In deciding not to bring charges against Blank, assistant state's attorney Lawrence A. Dorsey Jr. and state police Sgt. Victor Wolfe cite the same reason: that Terry Miller's official statement to the police corroborates Blank's statement that her husband was strangling Blank. But Terry Miller says that she could not see whether her husband was strangling Blank because it was midnight and dark outside.

The police report containing Terry Miller's statement tends to confirm that she did not actually see her husband strangling Blank. Her statement says, "Kenny had the officer down and I heard someone say something about Kenny choking the officer."

Today, Terry Miller says that she cannot remember who told her that her husband was choking the officer. She says it might have been one of the police officers who interviewed her.

She says she did not ask Blank to come into her home and that he should not have tried. But Wolfe said Blank was justified in trying to get into the apartment. "Police officers don't stop just because of resistance," Wolfe said.

Almost everyone on the street in Brunswick knows something about the shooting. Some raise questions that people everywhere ask when a police officer shoots and kills someone: Was the officer's life really in danger? Did the officer act properly?

Others, like Judy Jones, 29, a friend of Terry Miller, ask a more basic question: "Why didn't Blank use mace or something other than a gun?"

"There's a lot of talk here about why he was carrying a gun like that," said Betty Merriman, an aunt of the Miller family. "That's just giving him a license to kill," said Merriman, who, like others, now wonders whether police officers in her small town should carry guns at all.

Brunswick police chief William Miller says that mace would not have been much help to Blank because people sometimes become angrier and more difficult to control when mace is sprayed in their faces.

Blank says he doesn't think mace would have worked--but he wishes he had had a can of it that night, he adds, or perhaps an electric nightstick.

Wolfe, who conducted the investigation into the shooting, sees the situation this way: "I'll agree with anyone who says if Blank had mace under those conditions and momentarily blinded Miller and incapacitated him, the man might be alive today.

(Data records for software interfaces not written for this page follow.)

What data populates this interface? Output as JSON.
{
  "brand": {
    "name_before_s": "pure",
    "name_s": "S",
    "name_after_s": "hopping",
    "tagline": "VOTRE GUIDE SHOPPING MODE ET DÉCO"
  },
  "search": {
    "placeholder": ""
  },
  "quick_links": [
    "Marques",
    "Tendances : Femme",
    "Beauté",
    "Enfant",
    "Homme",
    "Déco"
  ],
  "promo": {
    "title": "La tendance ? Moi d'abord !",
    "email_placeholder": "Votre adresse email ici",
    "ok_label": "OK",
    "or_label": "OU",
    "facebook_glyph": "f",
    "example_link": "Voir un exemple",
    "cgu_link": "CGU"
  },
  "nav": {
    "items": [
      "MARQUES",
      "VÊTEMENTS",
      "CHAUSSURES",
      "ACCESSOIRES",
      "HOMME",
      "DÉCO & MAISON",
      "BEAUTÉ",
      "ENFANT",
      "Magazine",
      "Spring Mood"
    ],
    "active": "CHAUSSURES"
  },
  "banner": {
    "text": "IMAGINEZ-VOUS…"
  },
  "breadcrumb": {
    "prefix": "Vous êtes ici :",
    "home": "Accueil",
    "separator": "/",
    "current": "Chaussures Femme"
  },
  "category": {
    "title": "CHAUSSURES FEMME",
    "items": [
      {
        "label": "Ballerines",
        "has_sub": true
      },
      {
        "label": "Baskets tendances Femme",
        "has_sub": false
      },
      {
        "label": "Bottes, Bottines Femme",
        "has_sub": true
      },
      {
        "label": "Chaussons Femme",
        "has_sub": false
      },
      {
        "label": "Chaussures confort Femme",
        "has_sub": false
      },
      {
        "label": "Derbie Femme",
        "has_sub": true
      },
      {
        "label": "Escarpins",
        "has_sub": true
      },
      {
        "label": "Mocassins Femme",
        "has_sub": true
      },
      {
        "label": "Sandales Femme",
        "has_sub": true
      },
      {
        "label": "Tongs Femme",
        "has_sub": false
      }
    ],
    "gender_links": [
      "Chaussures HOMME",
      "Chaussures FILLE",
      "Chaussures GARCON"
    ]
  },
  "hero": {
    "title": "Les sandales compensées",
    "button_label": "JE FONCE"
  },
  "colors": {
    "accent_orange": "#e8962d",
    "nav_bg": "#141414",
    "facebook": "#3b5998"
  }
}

But the fact is that he didn't have it and he used the only means available to him. He had the right to shoot and he did."